What will you see candling eggs? Pictures and videos of candling chicken eggs at 7 & 14 days of incubation and a useful air sac development chart.
Domestic poultry breeds follow a standard that tells us how they should look. In the UK, we have the British Poultry Standards and the British Waterfowl Standards. I have spent the last 10 years visiting poultry shows with other photographers, photographing some of the best examples of the breeds, as well as researching their origins.
There are other standards worldwide: the European Poultry Standard, the American Standard of Perfection and the Australian Poultry Standard. In fact, in different parts of the world, the same breed can have subtle differences, names, or colour varieties. I have highlighted many of these on individual breed pages.
If you are considering which breed to keep, then the breed pages should help you!
If you are a newcomer to the wonderful (and productive) hobby of poultry keeping or just wondering about what you need to get started, then you have come to the right place!
Here are some suggestions for the newcomer from the Chickens Category to help you get started:
Domesticated chickens, especially modern hybrids, are fantastic egg layers; however, this performance increases nutritional demands, so how we feed our chickens has never been so
What are the best laying hens for eggs – Hybrids or pure-breeds? Anne looks at the advantages and disadvantages of the two and makes some
The ultimate guide to chicken houses, exploring features you will need to keep your chickens happy, healthy and safe from predators in their coop.
Although a chicken’s needs are fairly basic, getting the right kit can make life so much easier for the owner.
Jeremy Hobson looks at some ways of building chicken runs to give your chickens space yet still keeping them free from danger.
Looking after chickens is relatively easy, but like all animals, they still need care and consideration. Follow these ten steps to looking after chickens, and
Keeping Ducks & Geese
Smallholders keep waterfowl for eggs, occasionally for meat, to mop up bugs in the garden, and for exhibiting.
Thinking of adding some domestic waterfowl to your allotment or back garden? You may find our articles on keeping ducks and geese useful.
Contrary to popular belief, domestic ducks and geese do not need a pond, and a plastic tub refilled daily is enough for them to be content.
Most will enjoy a bath but spend the rest of the day dabbling in the grass and looking for insects. They are the greatest at environmental slug control on any vegetable patch.
As a bonus, many ducks will lay good numbers of large eggs that are particularly good for cake making.
On the other hand, Geese will require plenty of grass and are useful as environmentally friendly lawnmowers!
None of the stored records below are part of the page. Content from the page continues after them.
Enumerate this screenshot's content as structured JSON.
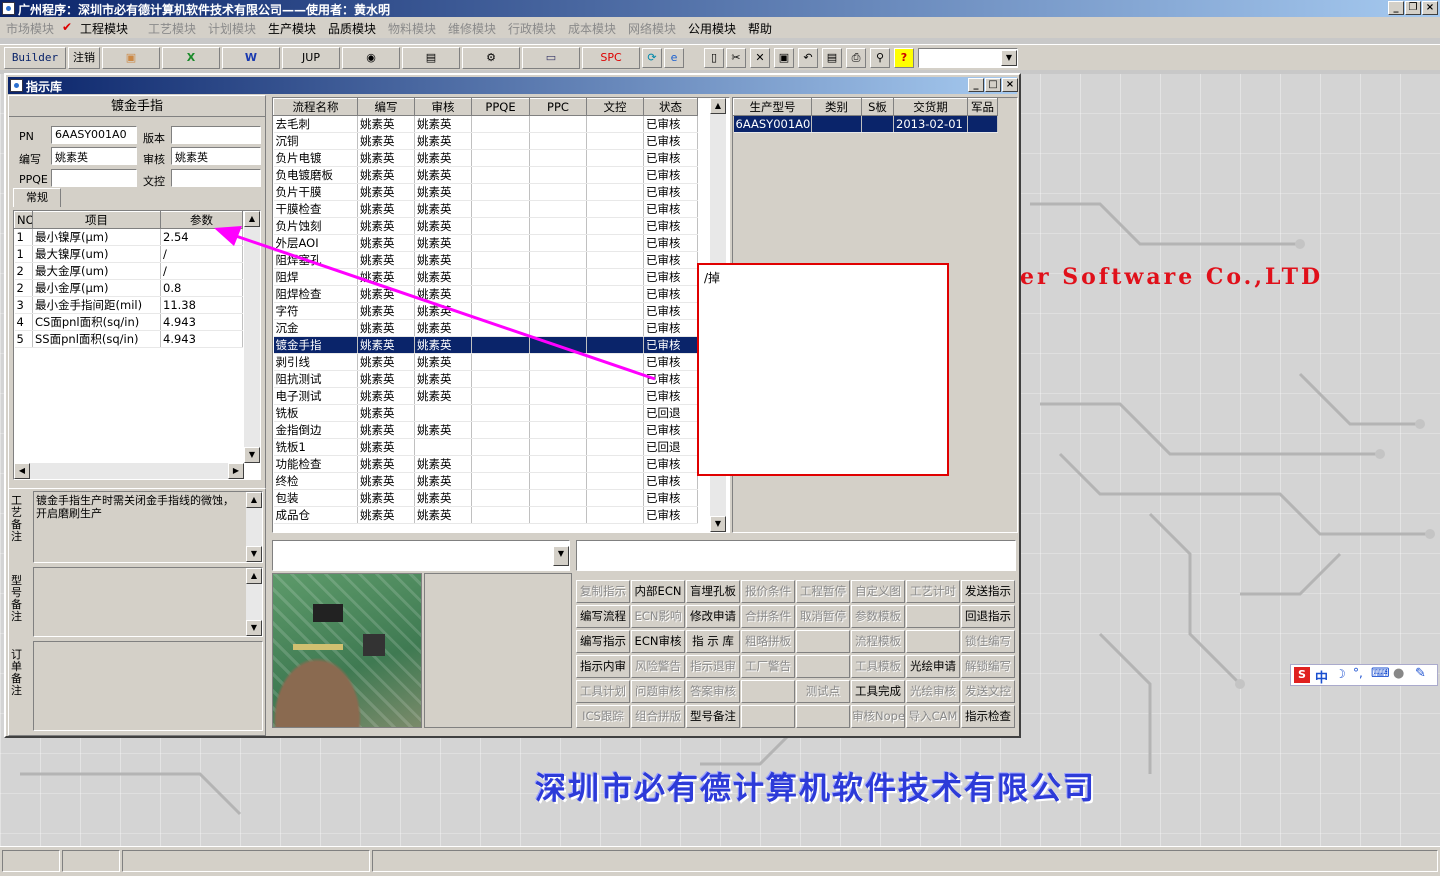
{
  "app": {
    "title": "广州程序：深圳市必有德计算机软件技术有限公司——使用者：黄水明",
    "background_tag": "er Software Co.,LTD",
    "background_company": "深圳市必有德计算机软件技术有限公司"
  },
  "menu": [
    {
      "label": "市场模块",
      "enabled": false
    },
    {
      "label": "工程模块",
      "enabled": true,
      "checked": true
    },
    {
      "label": "工艺模块",
      "enabled": false
    },
    {
      "label": "计划模块",
      "enabled": false
    },
    {
      "label": "生产模块",
      "enabled": true
    },
    {
      "label": "品质模块",
      "enabled": true
    },
    {
      "label": "物料模块",
      "enabled": false
    },
    {
      "label": "维修模块",
      "enabled": false
    },
    {
      "label": "行政模块",
      "enabled": false
    },
    {
      "label": "成本模块",
      "enabled": false
    },
    {
      "label": "网络模块",
      "enabled": false
    },
    {
      "label": "公用模块",
      "enabled": true
    },
    {
      "label": "帮助",
      "enabled": true
    }
  ],
  "toolbar": {
    "builder": "Builder",
    "logout": "注销",
    "jup": "JUP",
    "spc": "SPC",
    "help_glyph": "?"
  },
  "child": {
    "title": "指示库",
    "left": {
      "heading": "镀金手指",
      "pn_label": "PN",
      "pn_value": "6AASY001A0",
      "version_label": "版本",
      "version_value": "",
      "author_label": "编写",
      "author_value": "姚素英",
      "review_label": "审核",
      "review_value": "姚素英",
      "ppqe_label": "PPQE",
      "ppqe_value": "",
      "doc_label": "文控",
      "doc_value": "",
      "tab": "常规",
      "param_headers": [
        "NO",
        "项目",
        "参数"
      ],
      "params": [
        {
          "no": "1",
          "item": "最小镍厚(μm)",
          "value": "2.54"
        },
        {
          "no": "1",
          "item": "最大镍厚(um)",
          "value": "/"
        },
        {
          "no": "2",
          "item": "最大金厚(um)",
          "value": "/"
        },
        {
          "no": "2",
          "item": "最小金厚(μm)",
          "value": "0.8"
        },
        {
          "no": "3",
          "item": "最小金手指间距(mil)",
          "value": "11.38"
        },
        {
          "no": "4",
          "item": "CS面pnl面积(sq/in)",
          "value": "4.943"
        },
        {
          "no": "5",
          "item": "SS面pnl面积(sq/in)",
          "value": "4.943"
        }
      ],
      "craft_note_label": "工艺备注",
      "craft_note": "镀金手指生产时需关闭金手指线的微蚀，开启磨刷生产",
      "model_note_label": "型号备注",
      "order_note_label": "订单备注"
    },
    "process": {
      "headers": [
        "流程名称",
        "编写",
        "审核",
        "PPQE",
        "PPC",
        "文控",
        "状态"
      ],
      "rows": [
        {
          "name": "去毛刺",
          "author": "姚素英",
          "review": "姚素英",
          "status": "已审核"
        },
        {
          "name": "沉铜",
          "author": "姚素英",
          "review": "姚素英",
          "status": "已审核"
        },
        {
          "name": "负片电镀",
          "author": "姚素英",
          "review": "姚素英",
          "status": "已审核"
        },
        {
          "name": "负电镀磨板",
          "author": "姚素英",
          "review": "姚素英",
          "status": "已审核"
        },
        {
          "name": "负片干膜",
          "author": "姚素英",
          "review": "姚素英",
          "status": "已审核"
        },
        {
          "name": "干膜检查",
          "author": "姚素英",
          "review": "姚素英",
          "status": "已审核"
        },
        {
          "name": "负片蚀刻",
          "author": "姚素英",
          "review": "姚素英",
          "status": "已审核"
        },
        {
          "name": "外层AOI",
          "author": "姚素英",
          "review": "姚素英",
          "status": "已审核"
        },
        {
          "name": "阻焊塞孔",
          "author": "姚素英",
          "review": "姚素英",
          "status": "已审核"
        },
        {
          "name": "阻焊",
          "author": "姚素英",
          "review": "姚素英",
          "status": "已审核"
        },
        {
          "name": "阻焊检查",
          "author": "姚素英",
          "review": "姚素英",
          "status": "已审核"
        },
        {
          "name": "字符",
          "author": "姚素英",
          "review": "姚素英",
          "status": "已审核"
        },
        {
          "name": "沉金",
          "author": "姚素英",
          "review": "姚素英",
          "status": "已审核"
        },
        {
          "name": "镀金手指",
          "author": "姚素英",
          "review": "姚素英",
          "status": "已审核",
          "selected": true
        },
        {
          "name": "剥引线",
          "author": "姚素英",
          "review": "姚素英",
          "status": "已审核"
        },
        {
          "name": "阻抗测试",
          "author": "姚素英",
          "review": "姚素英",
          "status": "已审核"
        },
        {
          "name": "电子测试",
          "author": "姚素英",
          "review": "姚素英",
          "status": "已审核"
        },
        {
          "name": "铣板",
          "author": "姚素英",
          "review": "",
          "status": "已回退"
        },
        {
          "name": "金指倒边",
          "author": "姚素英",
          "review": "姚素英",
          "status": "已审核"
        },
        {
          "name": "铣板1",
          "author": "姚素英",
          "review": "",
          "status": "已回退"
        },
        {
          "name": "功能检查",
          "author": "姚素英",
          "review": "姚素英",
          "status": "已审核"
        },
        {
          "name": "终检",
          "author": "姚素英",
          "review": "姚素英",
          "status": "已审核"
        },
        {
          "name": "包装",
          "author": "姚素英",
          "review": "姚素英",
          "status": "已审核"
        },
        {
          "name": "成品仓",
          "author": "姚素英",
          "review": "姚素英",
          "status": "已审核"
        }
      ]
    },
    "popup_text": "/掉",
    "orders": {
      "headers": [
        "生产型号",
        "类别",
        "S板",
        "交货期",
        "军品"
      ],
      "rows": [
        {
          "model": "6AASY001A0",
          "type": "",
          "s": "",
          "date": "2013-02-01",
          "mil": ""
        }
      ]
    },
    "actions": [
      [
        {
          "l": "复制指示",
          "e": false
        },
        {
          "l": "内部ECN",
          "e": true
        },
        {
          "l": "盲埋孔板",
          "e": true
        },
        {
          "l": "报价条件",
          "e": false
        },
        {
          "l": "工程暂停",
          "e": false
        },
        {
          "l": "自定义图",
          "e": false
        },
        {
          "l": "工艺计时",
          "e": false
        },
        {
          "l": "发送指示",
          "e": true
        }
      ],
      [
        {
          "l": "编写流程",
          "e": true
        },
        {
          "l": "ECN影响",
          "e": false
        },
        {
          "l": "修改申请",
          "e": true
        },
        {
          "l": "合拼条件",
          "e": false
        },
        {
          "l": "取消暂停",
          "e": false
        },
        {
          "l": "参数模板",
          "e": false
        },
        {
          "l": "",
          "e": false
        },
        {
          "l": "回退指示",
          "e": true
        }
      ],
      [
        {
          "l": "编写指示",
          "e": true
        },
        {
          "l": "ECN审核",
          "e": true
        },
        {
          "l": "指 示 库",
          "e": true
        },
        {
          "l": "粗略拼板",
          "e": false
        },
        {
          "l": "",
          "e": false
        },
        {
          "l": "流程模板",
          "e": false
        },
        {
          "l": "",
          "e": false
        },
        {
          "l": "锁住编写",
          "e": false
        }
      ],
      [
        {
          "l": "指示内审",
          "e": true
        },
        {
          "l": "风险警告",
          "e": false
        },
        {
          "l": "指示退审",
          "e": false
        },
        {
          "l": "工厂警告",
          "e": false
        },
        {
          "l": "",
          "e": false
        },
        {
          "l": "工具模板",
          "e": false
        },
        {
          "l": "光绘申请",
          "e": true
        },
        {
          "l": "解锁编写",
          "e": false
        }
      ],
      [
        {
          "l": "工具计划",
          "e": false
        },
        {
          "l": "问题审核",
          "e": false
        },
        {
          "l": "答案审核",
          "e": false
        },
        {
          "l": "",
          "e": false
        },
        {
          "l": "测试点",
          "e": false
        },
        {
          "l": "工具完成",
          "e": true
        },
        {
          "l": "光绘审核",
          "e": false
        },
        {
          "l": "发送文控",
          "e": false
        }
      ],
      [
        {
          "l": "ICS跟踪",
          "e": false
        },
        {
          "l": "组合拼版",
          "e": false
        },
        {
          "l": "型号备注",
          "e": true
        },
        {
          "l": "",
          "e": false
        },
        {
          "l": "",
          "e": false
        },
        {
          "l": "审核Nope",
          "e": false
        },
        {
          "l": "导入CAM",
          "e": false
        },
        {
          "l": "指示检查",
          "e": true
        }
      ]
    ]
  },
  "ime": {
    "label": "中"
  },
  "colors": {
    "title_start": "#0a246a",
    "title_end": "#a6caf0",
    "selection": "#0a246a",
    "arrow": "#ff00ff",
    "popup_border": "#e00000"
  }
}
As well as keeping grass short, they will alert you to unwanted visitors.
Why not take a dabble in our sections on ducks and geese? I’ve included a few reading suggestions for you below:
Keeping a few domestic ducks in the garden is growing in popularity. In this beginner’s guide to keeping ducks, I will cover all the basics you’ll need to consider before getting ducks.
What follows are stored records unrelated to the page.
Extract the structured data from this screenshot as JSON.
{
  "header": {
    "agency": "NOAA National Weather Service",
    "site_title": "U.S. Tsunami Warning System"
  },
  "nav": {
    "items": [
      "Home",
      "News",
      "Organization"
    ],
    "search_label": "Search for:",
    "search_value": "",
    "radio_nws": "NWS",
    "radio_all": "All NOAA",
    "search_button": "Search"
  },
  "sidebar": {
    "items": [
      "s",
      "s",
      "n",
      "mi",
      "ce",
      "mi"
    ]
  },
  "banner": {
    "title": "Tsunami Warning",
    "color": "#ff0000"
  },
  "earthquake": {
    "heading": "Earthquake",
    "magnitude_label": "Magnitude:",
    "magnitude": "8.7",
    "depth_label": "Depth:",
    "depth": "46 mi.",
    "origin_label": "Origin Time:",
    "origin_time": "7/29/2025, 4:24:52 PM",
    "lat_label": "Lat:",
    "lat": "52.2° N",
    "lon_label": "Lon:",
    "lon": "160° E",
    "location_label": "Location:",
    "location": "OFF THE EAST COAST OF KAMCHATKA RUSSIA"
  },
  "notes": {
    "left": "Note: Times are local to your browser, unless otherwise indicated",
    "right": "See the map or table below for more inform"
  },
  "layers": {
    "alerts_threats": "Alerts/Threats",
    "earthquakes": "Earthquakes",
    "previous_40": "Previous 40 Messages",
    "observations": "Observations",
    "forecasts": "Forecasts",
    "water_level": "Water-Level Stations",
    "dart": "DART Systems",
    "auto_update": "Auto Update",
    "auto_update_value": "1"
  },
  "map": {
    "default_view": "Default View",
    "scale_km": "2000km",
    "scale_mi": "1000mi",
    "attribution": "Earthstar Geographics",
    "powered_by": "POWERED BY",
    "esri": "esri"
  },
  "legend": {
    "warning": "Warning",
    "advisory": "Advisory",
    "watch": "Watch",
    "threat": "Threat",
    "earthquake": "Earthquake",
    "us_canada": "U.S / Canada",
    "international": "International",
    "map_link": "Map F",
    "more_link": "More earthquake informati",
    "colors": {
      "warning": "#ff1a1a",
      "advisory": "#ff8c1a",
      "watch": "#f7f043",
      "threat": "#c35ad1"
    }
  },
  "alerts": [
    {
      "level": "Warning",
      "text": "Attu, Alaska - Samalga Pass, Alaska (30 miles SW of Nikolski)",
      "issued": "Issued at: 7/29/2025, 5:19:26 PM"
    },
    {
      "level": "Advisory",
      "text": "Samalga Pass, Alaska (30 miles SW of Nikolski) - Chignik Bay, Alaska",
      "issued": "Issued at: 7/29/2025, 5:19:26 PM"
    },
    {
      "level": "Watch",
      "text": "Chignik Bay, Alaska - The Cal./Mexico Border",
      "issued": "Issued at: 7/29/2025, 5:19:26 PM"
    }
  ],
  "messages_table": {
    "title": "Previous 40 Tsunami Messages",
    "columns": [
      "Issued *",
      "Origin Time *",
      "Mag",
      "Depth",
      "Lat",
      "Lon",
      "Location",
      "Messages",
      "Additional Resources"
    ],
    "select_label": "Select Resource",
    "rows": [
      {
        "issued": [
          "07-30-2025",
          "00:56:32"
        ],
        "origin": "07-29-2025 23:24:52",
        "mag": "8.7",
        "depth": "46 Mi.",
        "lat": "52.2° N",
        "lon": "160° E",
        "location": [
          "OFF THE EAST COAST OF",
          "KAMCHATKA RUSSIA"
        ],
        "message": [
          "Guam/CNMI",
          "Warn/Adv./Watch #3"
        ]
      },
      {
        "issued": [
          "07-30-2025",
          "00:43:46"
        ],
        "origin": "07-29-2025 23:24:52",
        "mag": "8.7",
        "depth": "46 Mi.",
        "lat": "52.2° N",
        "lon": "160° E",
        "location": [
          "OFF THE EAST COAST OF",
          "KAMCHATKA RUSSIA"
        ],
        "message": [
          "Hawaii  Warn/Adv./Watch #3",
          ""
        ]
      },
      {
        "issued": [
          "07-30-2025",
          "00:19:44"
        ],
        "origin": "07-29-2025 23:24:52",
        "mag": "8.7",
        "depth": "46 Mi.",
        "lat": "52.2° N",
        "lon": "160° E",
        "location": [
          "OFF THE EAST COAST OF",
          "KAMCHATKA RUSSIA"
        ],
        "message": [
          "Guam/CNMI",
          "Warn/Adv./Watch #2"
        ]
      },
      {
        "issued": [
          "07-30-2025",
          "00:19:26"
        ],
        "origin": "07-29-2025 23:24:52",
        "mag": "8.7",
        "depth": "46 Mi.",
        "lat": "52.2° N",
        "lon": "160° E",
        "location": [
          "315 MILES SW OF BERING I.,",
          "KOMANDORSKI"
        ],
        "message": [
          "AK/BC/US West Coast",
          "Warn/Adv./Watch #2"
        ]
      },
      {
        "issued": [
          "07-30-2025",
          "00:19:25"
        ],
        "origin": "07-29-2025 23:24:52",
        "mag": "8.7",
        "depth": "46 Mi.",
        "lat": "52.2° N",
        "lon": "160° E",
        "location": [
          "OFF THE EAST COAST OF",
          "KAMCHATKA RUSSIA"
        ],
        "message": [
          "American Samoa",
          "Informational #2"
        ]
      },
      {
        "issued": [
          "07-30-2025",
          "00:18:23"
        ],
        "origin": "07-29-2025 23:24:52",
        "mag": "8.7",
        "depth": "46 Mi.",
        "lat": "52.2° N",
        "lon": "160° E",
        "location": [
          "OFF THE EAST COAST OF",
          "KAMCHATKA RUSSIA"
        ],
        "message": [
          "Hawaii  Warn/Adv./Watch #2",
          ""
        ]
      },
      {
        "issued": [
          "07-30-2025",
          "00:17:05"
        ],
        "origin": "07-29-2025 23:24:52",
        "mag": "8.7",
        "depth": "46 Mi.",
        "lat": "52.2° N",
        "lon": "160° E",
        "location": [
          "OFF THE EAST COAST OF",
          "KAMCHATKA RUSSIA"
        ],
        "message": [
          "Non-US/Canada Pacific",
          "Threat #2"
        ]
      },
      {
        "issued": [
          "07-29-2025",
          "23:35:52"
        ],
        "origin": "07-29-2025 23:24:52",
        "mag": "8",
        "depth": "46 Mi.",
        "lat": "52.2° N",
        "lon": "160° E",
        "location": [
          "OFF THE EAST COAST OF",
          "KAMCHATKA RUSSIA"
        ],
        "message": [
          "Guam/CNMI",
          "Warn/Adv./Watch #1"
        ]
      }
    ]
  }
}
This article provides information about feeding ducks: specifically domestic ducks. That is, pet ducks kept in gardens or smallholdings.
Ducklings and Goslings will follow the first moving object they find after hatching. They treat it as their mother. So even if it’s a large man with a big hairy beard, he becomes ‘mum’!
This beginners guide to keeping geese will take you, step by step, through the basics of keeping geese, whether you are wondering whether geese are the right choice for you or if you have already purchased your geese and want to learn more.
If you acquire one or more new geese, you may want to add them to an existing flock. Introducing new geese can be tricky at times. They are intelligent birds and often form strong family bonds that need to be respected when making introductions.
One of the easiest ways to incubate and hatch goose eggs can be to leave it up to a broody goose. Not all breeds are good mothers. Heavier breeds can be quite clumsy and better at breaking eggs than sitting on them, but many lighter breeds will sit the term, hatching and raising their young.